2. Never use UIComponent binding in session-scoped managed beans.

These are the two golden rules you must apply to get a correctly working ADF-JSF application.

Now, there are additional techniques you should consider to follow best practices. Firstly, there are many situations where you can avoid the use of UIComponent binding alltogether. Duncan Mills wrote a nice blog post about the UIManager pattern which describes a design pattern to avoid component binding at all. Secondly, if you really need a handle to a UIComponent you can also lookup the component by searching the UITree. Frank Nimphius wrote ADF Code Corner sample 58 on using the invokeOnComponent API to do so. Note that if you use the invokeOnComponent API, you should start searching as low as possible in the UI component tree. Starting with the UIViewRoot component might slow down performance considerably if you have large pages with many components.  Often, you can start with the parent or grand parent component of the event component that can be retrieved from the ActionEvent argument in actionListener methods. 

As a final note, you might want to know that an enhancement request has been logged against JDeveloper to directly generate the correct ComponentReference code when using the managed bean dialog for setting the binding property on a component.

 

 

 

Understanding the JSF Lifecycle and ADF Optimized Lifecycle

While coaching ADF development teams over the years, I have noticed that many developers lack a basic understanding of Java Server Faces, in particular the JSF lifecycle and how ADF optimizes this lifecycle in specific situations. As a result, ADF developers who are tasked to build a seemingly simple ADF page, can get extremely frustrated by the -in their eyes- unexpected or unlogical behavior of ADF.  They start to play with the immediate property and the partialTriggers property in a trial-and-error manner. Often, they play with these properties until their specific issue is solved, unaware of other more severe bugs that might be introduced by the values they choose for these properties.

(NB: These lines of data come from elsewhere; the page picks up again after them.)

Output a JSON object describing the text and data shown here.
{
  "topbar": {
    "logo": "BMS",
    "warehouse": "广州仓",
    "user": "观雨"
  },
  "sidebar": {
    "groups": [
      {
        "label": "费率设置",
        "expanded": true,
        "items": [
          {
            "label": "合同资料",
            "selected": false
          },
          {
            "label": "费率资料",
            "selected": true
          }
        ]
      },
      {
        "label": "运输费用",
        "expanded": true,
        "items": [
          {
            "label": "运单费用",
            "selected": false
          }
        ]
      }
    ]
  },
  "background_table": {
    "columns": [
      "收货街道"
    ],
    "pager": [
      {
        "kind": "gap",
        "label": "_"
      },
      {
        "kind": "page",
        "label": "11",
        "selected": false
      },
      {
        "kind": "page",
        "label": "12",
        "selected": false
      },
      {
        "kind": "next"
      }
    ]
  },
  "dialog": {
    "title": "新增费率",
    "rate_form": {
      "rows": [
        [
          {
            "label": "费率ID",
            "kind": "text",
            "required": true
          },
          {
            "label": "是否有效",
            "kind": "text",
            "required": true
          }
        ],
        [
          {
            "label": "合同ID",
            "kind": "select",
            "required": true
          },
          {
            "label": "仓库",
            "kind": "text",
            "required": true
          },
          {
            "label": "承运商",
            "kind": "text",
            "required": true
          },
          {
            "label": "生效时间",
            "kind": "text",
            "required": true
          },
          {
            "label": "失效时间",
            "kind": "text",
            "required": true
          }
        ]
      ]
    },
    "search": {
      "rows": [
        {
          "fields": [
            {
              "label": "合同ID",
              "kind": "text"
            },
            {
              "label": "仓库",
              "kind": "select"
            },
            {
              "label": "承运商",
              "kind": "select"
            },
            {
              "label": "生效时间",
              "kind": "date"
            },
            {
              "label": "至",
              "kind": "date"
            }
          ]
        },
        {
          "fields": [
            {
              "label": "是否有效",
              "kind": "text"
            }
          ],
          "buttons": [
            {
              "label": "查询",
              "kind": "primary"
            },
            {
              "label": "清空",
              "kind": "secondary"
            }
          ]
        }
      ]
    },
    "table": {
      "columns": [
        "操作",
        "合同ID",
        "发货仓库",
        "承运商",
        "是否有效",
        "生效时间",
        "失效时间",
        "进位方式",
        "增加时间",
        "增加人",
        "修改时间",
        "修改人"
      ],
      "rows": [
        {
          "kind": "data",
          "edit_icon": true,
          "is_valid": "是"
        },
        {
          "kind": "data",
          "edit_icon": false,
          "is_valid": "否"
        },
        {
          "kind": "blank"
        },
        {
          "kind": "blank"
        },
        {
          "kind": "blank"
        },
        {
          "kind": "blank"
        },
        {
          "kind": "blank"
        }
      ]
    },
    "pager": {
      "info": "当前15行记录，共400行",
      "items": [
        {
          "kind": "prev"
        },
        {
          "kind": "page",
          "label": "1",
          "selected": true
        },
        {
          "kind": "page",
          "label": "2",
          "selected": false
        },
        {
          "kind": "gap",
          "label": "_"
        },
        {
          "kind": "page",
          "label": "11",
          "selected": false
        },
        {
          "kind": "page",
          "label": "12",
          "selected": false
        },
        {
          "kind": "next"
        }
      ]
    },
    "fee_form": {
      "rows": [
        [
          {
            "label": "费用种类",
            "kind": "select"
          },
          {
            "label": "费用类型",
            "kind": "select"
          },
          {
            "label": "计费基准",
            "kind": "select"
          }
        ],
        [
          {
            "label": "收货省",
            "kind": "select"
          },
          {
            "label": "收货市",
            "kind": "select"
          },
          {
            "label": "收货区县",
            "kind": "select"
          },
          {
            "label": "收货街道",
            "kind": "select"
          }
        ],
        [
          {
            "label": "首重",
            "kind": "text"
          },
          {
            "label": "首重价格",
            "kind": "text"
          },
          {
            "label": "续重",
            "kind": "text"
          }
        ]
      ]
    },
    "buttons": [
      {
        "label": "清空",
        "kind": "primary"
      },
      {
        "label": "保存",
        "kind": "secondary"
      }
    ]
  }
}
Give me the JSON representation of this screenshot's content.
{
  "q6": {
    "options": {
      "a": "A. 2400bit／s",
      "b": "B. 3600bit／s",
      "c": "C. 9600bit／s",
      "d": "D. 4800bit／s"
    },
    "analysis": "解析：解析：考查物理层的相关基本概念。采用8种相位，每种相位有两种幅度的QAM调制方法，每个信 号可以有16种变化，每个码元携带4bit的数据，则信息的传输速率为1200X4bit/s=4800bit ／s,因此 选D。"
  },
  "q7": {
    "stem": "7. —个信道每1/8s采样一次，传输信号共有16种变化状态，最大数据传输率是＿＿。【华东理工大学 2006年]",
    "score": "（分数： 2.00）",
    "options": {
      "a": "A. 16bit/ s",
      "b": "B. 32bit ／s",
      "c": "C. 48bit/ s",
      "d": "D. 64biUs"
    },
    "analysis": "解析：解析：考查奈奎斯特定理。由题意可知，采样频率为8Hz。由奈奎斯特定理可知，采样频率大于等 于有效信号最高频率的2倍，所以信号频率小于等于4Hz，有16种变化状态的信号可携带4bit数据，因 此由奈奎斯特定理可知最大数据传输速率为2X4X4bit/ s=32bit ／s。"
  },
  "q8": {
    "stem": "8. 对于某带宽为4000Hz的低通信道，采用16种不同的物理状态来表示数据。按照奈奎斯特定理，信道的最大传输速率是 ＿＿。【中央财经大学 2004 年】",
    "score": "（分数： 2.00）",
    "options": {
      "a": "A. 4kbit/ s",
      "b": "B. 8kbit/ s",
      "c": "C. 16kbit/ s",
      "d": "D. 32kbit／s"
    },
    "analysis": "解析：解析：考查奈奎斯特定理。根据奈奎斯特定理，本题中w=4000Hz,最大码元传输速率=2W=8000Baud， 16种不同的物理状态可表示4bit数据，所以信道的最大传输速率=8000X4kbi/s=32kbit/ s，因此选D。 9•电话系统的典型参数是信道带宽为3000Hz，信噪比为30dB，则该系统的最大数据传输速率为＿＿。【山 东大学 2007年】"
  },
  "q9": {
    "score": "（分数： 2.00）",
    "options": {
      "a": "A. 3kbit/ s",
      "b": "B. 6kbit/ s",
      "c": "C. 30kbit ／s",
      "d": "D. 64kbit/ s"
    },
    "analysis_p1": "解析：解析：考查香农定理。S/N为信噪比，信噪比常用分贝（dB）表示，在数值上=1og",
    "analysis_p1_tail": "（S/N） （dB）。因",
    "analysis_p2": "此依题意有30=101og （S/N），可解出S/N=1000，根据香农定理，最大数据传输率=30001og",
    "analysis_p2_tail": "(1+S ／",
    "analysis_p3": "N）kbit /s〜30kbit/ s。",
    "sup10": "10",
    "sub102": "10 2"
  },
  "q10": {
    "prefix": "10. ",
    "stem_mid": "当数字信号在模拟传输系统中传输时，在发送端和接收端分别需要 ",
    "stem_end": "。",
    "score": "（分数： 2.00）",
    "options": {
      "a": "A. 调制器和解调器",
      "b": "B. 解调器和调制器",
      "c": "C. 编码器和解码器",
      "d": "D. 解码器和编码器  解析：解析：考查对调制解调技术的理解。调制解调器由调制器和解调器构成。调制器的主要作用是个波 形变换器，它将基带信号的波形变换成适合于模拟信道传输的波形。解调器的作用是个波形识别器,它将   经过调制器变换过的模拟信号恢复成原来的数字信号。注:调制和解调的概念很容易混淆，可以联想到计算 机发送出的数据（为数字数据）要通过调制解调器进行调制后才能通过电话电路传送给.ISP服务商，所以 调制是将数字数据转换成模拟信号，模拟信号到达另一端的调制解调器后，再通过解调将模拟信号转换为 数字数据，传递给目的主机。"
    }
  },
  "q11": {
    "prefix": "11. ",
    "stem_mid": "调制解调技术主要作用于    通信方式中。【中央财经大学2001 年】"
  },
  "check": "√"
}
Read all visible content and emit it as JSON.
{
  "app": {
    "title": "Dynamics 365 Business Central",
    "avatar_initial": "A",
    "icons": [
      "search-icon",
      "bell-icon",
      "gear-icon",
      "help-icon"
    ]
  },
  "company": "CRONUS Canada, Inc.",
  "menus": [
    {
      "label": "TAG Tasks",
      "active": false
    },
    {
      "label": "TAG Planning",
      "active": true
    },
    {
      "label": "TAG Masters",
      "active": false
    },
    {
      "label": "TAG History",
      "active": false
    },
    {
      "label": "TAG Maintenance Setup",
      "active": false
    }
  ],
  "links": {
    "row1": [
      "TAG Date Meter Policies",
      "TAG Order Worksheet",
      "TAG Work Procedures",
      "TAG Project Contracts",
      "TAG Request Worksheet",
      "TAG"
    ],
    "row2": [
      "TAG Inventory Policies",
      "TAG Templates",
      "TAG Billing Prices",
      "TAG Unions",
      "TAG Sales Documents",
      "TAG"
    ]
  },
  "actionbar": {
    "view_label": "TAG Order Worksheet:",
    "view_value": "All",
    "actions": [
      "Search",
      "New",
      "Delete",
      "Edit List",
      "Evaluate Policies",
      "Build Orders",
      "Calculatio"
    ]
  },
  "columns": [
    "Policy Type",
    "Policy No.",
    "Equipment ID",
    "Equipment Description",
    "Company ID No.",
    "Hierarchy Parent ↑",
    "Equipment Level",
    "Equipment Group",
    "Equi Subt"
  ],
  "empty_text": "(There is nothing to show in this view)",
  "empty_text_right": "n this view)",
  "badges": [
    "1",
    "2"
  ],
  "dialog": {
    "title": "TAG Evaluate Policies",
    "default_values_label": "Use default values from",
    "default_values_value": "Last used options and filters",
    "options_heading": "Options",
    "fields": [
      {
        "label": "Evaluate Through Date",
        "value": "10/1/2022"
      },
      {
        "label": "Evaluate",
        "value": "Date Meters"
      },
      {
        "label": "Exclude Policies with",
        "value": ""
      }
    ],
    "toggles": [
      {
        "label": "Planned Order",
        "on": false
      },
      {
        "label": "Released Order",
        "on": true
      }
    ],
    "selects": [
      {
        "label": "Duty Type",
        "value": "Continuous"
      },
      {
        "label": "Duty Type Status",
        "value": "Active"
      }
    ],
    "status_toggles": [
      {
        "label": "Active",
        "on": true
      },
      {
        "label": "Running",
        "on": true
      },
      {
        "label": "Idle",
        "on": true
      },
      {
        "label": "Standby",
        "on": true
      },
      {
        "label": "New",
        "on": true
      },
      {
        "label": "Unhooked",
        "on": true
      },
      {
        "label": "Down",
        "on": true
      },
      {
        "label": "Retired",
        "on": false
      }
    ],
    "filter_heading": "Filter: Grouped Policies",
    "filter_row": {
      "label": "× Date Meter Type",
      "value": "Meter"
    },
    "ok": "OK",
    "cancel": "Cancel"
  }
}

So, I decided to submit a presentation for the UKOUG entitled “What you need to know about JSF to be succesful with ADF”.  The abstract was accepted, and I started putting together the presentation and demo application. I built up a demo application step-by-step, trying to cover the JSF-related  top issues and challenges I encountered over the years in a simple “Hello World” demo. This turned out to be both a very time-consuming and very interesting journey. I had never thought I would learn so much myself in preparing this presentation. I never thought I would end up with potentially controversial conclusions like “Never set immediate=true on an editable component”.  I did not realize the sometimes immense implications of the ADF optimized lifecycle beforehand. I never thought that “Hello World” demo’s could get so complex. But as I went on I was confident this was valuable material, even for experienced ADF developers with a good understanding of JSF.

When I finished, I realized the original title and abstract was misleading, as was the target audience. Yes, it was covering the JSF lifecycle, but no other aspects of JSF you need to know for ADF development. Yes, it was covering some JSF basics as mentioned in the abstract, but all in all it had become a pretty advanced presentation. At the same time, the issues discussed are very common, novice ADF developers might easily run into them while building their first pages. I ran out of time, so I decided to just present what I had, apologizing at the beginning for the misleading title, showing a second slide with a better title “18 invaluable lessons about ADF-JSF interaction”. I think the presentation was well received overall, although people who don’t like it or don’t understand it, usually don’t come and tell you afterwards….

I am still struggling with the title, for this blog post I used yet another title, anyway, you can download the presentation-that-still-lacks-a-good-title here. The finished JDev 11.1.1.6 demo app can be downloaded here.  The 18 lessons mentioned in the presentation are summarized here. As mentioned on the last slide, print out the lessons, and learn them by heart, I am pretty sure it will save you lots of time and frustration!